For more details on creating sensory bins and for some great ideas on bin themes, check on this guide to sensory bins from the blog, Parenting Chaos.
Similar to sensory bins, sensory bags can be made for on-the-go use or to create a sensory wall. To create a sensory bag, take a plastic zip lock bag and fill with materials like shaving cream and marbles or dried pasta noodles and hair gel. If your plastic bag doesn’t have a zipper, use strong tape or double bag to ensure nothing leaks.
Check out this ‘I Spy… A Match Sensory Bag’ from PBS Kids that can be used to practice sight words, letters and numbers, or math!
Social Emotional Health Highlights
Activities such as these help students explore…
Self-Awareness and Self-Management: Exploring senses through unstructured play helps children identify emotions to better manage stress, self-regulate and control their impulses. Sensory based activities can also help develop organization skills through physical and visual orientation activities.
Social Awareness: Sensory play is an opportunity for children to explore freely among their peers. Everyone interprets the world differently and it is important for children to be exposed to different perspectives and thought processes in a casual and playful way.
Be mindful of the materials you use to ensure they are age-appropriate and do not post a risk as a choking hazard. Use plastic bins that come with a lid that locks so it can be stored safely when not in use.

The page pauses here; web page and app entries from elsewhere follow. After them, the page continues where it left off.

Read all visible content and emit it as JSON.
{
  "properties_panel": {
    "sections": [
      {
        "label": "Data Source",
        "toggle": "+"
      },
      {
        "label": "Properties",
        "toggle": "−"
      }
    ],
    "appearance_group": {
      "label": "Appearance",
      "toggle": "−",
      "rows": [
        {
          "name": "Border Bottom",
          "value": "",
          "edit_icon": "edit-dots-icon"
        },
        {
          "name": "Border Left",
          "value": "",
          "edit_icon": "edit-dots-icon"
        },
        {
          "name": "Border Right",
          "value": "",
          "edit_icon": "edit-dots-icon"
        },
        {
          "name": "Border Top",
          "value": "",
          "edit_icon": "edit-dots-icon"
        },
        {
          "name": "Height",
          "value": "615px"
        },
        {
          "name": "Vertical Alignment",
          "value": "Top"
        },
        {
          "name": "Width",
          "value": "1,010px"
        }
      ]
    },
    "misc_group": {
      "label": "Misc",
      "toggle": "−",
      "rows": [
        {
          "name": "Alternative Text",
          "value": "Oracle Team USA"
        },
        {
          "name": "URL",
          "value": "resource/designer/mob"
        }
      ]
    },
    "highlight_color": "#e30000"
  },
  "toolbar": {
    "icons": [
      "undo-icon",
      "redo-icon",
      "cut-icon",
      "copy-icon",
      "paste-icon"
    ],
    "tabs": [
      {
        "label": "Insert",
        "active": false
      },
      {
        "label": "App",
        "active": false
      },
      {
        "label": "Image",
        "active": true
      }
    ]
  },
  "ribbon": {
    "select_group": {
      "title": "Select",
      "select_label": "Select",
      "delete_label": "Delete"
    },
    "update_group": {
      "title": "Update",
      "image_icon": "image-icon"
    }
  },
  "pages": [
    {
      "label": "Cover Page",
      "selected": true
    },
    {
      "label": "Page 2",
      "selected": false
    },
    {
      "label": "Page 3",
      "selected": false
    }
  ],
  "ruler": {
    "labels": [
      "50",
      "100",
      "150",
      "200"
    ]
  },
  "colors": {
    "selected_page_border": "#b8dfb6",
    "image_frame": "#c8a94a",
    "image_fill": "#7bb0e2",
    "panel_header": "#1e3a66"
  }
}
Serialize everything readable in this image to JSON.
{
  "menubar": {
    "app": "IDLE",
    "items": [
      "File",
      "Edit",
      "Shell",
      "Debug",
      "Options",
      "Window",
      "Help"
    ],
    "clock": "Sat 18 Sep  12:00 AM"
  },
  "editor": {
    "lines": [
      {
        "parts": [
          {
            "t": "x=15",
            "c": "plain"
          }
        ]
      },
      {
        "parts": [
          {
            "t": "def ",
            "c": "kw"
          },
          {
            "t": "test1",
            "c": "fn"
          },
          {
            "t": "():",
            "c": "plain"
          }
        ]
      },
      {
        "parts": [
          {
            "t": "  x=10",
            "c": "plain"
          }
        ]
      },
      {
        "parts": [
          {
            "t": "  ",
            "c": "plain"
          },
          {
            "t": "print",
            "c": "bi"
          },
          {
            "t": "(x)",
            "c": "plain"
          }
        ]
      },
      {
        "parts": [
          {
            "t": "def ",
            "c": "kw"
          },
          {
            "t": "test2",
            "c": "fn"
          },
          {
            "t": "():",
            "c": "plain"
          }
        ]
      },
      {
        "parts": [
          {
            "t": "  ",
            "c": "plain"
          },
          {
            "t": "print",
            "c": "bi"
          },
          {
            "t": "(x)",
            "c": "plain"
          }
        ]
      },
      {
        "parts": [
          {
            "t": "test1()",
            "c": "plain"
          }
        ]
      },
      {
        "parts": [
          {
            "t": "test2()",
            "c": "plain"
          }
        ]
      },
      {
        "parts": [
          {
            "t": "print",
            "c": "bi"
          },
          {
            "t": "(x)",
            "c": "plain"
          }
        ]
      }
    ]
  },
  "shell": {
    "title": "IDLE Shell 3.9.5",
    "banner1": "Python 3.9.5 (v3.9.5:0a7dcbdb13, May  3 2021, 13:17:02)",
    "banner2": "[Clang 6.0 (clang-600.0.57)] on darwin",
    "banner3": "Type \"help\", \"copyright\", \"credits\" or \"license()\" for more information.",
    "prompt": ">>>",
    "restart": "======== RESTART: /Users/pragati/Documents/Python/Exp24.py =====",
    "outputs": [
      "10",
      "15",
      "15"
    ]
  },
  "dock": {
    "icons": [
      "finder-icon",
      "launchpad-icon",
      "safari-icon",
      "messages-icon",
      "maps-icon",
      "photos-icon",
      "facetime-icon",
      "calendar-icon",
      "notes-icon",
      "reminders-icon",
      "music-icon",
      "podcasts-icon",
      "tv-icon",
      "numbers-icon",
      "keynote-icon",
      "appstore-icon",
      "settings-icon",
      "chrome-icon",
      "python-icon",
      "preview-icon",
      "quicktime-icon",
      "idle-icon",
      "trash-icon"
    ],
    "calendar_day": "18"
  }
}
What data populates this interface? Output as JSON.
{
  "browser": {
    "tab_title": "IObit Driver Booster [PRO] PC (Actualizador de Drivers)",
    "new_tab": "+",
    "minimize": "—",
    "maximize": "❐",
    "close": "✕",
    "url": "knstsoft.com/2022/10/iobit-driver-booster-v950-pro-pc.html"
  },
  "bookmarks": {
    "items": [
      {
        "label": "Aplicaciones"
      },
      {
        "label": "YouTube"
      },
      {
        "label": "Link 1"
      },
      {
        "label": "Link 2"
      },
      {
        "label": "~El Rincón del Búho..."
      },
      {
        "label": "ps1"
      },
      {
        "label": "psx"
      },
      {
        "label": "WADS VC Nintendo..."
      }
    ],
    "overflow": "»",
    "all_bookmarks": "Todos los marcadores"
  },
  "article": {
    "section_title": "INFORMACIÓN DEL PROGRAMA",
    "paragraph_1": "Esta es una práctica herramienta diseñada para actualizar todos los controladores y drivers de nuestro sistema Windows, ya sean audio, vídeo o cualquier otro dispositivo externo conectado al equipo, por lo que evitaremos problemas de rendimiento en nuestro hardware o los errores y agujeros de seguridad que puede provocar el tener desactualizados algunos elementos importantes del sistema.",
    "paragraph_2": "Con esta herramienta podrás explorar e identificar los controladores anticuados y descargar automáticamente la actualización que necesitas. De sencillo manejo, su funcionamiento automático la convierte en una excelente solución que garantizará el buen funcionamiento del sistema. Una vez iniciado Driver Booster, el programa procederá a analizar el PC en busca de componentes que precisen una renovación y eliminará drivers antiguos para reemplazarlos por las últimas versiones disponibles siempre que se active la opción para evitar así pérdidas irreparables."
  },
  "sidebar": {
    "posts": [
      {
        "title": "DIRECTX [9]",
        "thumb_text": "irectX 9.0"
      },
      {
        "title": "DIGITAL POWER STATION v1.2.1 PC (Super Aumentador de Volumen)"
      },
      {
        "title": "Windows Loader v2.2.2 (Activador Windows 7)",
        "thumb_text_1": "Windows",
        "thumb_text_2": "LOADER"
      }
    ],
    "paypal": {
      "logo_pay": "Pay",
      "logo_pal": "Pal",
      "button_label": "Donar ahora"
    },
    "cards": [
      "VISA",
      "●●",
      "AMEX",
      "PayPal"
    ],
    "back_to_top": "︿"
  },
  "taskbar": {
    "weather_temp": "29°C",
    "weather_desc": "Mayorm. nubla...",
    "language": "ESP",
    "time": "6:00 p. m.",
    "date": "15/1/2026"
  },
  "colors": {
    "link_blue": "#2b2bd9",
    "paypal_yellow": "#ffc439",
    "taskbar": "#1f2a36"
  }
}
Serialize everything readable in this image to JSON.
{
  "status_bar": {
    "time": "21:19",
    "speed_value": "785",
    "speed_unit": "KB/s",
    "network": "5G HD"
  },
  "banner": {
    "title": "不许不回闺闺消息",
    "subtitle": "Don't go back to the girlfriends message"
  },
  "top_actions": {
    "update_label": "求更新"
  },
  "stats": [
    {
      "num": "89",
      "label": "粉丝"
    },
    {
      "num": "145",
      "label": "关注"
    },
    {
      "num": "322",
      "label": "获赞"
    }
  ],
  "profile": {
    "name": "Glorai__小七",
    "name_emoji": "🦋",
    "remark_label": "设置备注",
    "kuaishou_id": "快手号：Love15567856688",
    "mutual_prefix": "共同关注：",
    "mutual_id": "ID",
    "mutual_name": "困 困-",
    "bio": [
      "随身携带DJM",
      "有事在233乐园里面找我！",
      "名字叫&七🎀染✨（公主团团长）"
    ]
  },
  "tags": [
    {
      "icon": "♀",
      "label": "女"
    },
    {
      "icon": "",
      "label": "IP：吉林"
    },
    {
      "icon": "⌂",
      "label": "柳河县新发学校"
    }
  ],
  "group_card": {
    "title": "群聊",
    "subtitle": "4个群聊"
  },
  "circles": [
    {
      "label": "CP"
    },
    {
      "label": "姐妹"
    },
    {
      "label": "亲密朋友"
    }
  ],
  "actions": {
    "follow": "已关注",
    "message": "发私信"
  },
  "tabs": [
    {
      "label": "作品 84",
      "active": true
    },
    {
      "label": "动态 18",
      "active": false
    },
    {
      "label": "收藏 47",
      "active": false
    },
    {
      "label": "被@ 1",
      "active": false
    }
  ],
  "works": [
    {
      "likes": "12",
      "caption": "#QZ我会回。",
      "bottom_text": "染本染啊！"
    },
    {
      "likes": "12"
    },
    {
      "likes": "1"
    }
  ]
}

Double check the shelf-life of the materials you use, and be sure you switch out anything that gets icky over time.
Take your sensory bags and create a sensory! Use colorful tape to secure all four side of the sensory bag to the wall. Explore sensory play with your feet by creating a sensory play mat.
Chose a location where it’s okay to make a little mess. Outdoor sensory play is a great way to explore different materials in nature and without worry of extra cleanup!
Never force a child’s hand into a texture. Let them explore in a way that feels right for them and allow them the time they need to utilize other senses. They may need to just look or use a shovel before using their hand or even just a finger. Encourage imitation from you and slowly show them different ways they can participate.
Some children may be tactile defensive, meaning they may have a negative response to a new texture. Have towels on hand and let them know in advance that they are there if they need them to help them feel more comfortable.
For sensory play in the classroom, explore ways to carry this exploration home. Share handouts about the benefits of sensory play or ask students to journal their experience. You may also have students create their own ‘I-Spy’ sensory bag that they can take home to practice sight words or math problems.